A US real estate boom/bust in the 1920s centred on outside money investing in Florida and preceded the equity market crash of 1929 by several years. Rather than immigration financial deregulation was the driver of the Scandinavian boom of the 1980s and bust of the 1990s.

Japanese real estate peaked in 1991 and the study points out that by 2012, the nominal value of real estate was about half of its 1991 level. House prices always go up … yeah right. Contrastingly, the study finds numerous examples of popped equity bubbles that did not turn into wider financial crises because they had very little bank finance underpinning them. Without a parallel credit boom, equity bubbles have no statistically significant effect on the depth of the economic recession that follows their bust or the speed of recovery.
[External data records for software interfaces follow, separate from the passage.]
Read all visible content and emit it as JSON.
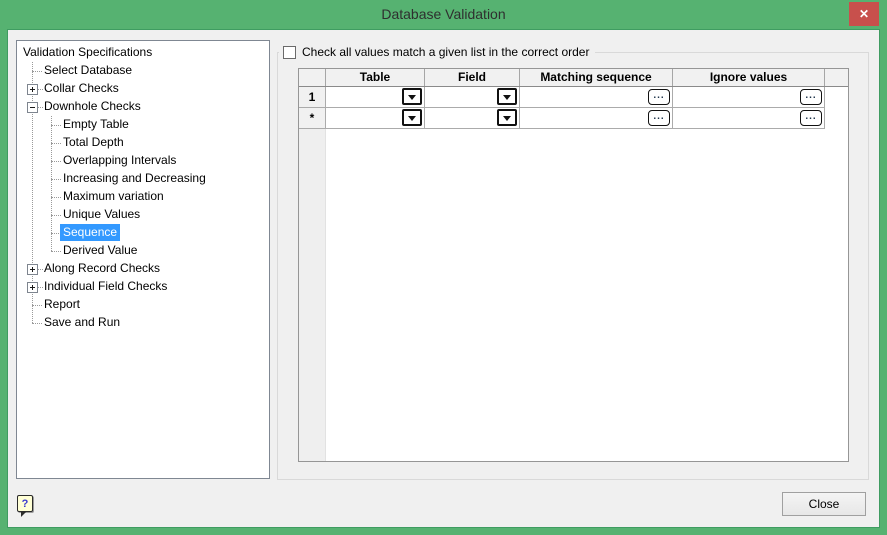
{
  "window": {
    "title": "Database Validation",
    "close_glyph": "✕"
  },
  "colors": {
    "titlebar_green": "#56b271",
    "close_red": "#c8504c",
    "selection_blue": "#3399ff",
    "dialog_bg": "#f0f0f0"
  },
  "tree": {
    "items": [
      {
        "label": "Validation Specifications",
        "level": 0,
        "glyph": "none",
        "selected": false
      },
      {
        "label": "Select Database",
        "level": 1,
        "glyph": "leaf",
        "selected": false
      },
      {
        "label": "Collar Checks",
        "level": 1,
        "glyph": "plus",
        "selected": false
      },
      {
        "label": "Downhole Checks",
        "level": 1,
        "glyph": "minus",
        "selected": false
      },
      {
        "label": "Empty Table",
        "level": 2,
        "glyph": "leaf",
        "selected": false
      },
      {
        "label": "Total Depth",
        "level": 2,
        "glyph": "leaf",
        "selected": false
      },
      {
        "label": "Overlapping Intervals",
        "level": 2,
        "glyph": "leaf",
        "selected": false
      },
      {
        "label": "Increasing and Decreasing",
        "level": 2,
        "glyph": "leaf",
        "selected": false
      },
      {
        "label": "Maximum variation",
        "level": 2,
        "glyph": "leaf",
        "selected": false
      },
      {
        "label": "Unique Values",
        "level": 2,
        "glyph": "leaf",
        "selected": false
      },
      {
        "label": "Sequence",
        "level": 2,
        "glyph": "leaf",
        "selected": true
      },
      {
        "label": "Derived Value",
        "level": 2,
        "glyph": "leaf",
        "selected": false
      },
      {
        "label": "Along Record Checks",
        "level": 1,
        "glyph": "plus",
        "selected": false
      },
      {
        "label": "Individual Field Checks",
        "level": 1,
        "glyph": "plus",
        "selected": false
      },
      {
        "label": "Report",
        "level": 1,
        "glyph": "leaf",
        "selected": false
      },
      {
        "label": "Save and Run",
        "level": 1,
        "glyph": "leaf",
        "selected": false
      }
    ]
  },
  "options": {
    "checkbox_label": "Check all values match a given list in the correct order",
    "checkbox_checked": false
  },
  "grid": {
    "columns": [
      "Table",
      "Field",
      "Matching sequence",
      "Ignore values"
    ],
    "rows": [
      {
        "header": "1"
      },
      {
        "header": "*"
      }
    ],
    "ellipsis_label": "..."
  },
  "footer": {
    "close_label": "Close",
    "help_glyph": "?"
  }
}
The study finds that when an equity bubble coincides with a credit boom, the subsequent economic recession lasts a year longer than it would otherwise have and there is a 3 per cent drag on the level of GDP per capita after five years; that is, the economy is 3 per cent smaller than it would otherwise have been. As an example, NZ in the aftermath of the 1987 crash springs to mind. Conversely, house price bubbles have been less frequent but their busts have been far more damaging due to their loan financing frequently taking the banking system down with them. A house price and credit bubble crash, “can sink the economy for several years running so that even by year five the economy is still operating below the level at the start of the recession.”

Spain and Ireland since 2009 are clear recent examples along with those cited earlier. Hopefully, NZ will not join them in the period ahead. These findings are stark. Auckland’s credit financed housing bubble is a grave threat to the NZ economic outlook – never mind the “reasons” of immigration, building costs, land availability and so forth. Every bubble in history has had its reasons. These pass but the permanent effects of the bubble bursting most certainly do not. Immigration may weaken; planning rules can change but the mortgage debt that has funded the price bubble remains. Thank goodness that Graeme Wheeler and the RBNZ are beginning to pay attention to the issue. It is simply bizarre that they are being criticised for being the one official institution to show some leadership and tentatively use their limited tools to lean against Auckland house prices.

The RBNZ’s tools need to be sharpened rather than tempered, with other countries providing plenty of evidence for the success or failure of tools such as stamp duty, removing the tax advantages of so called investors, overseas investment restrictions, loan restrictions et al. The evidence is compelling that the aftermath of a credit financed housing bust is dire. Those who do not learn the lessons of history are doomed to repeat them.

Article from NZ Herald Thursday 2 July 2015 – Matthew Goodson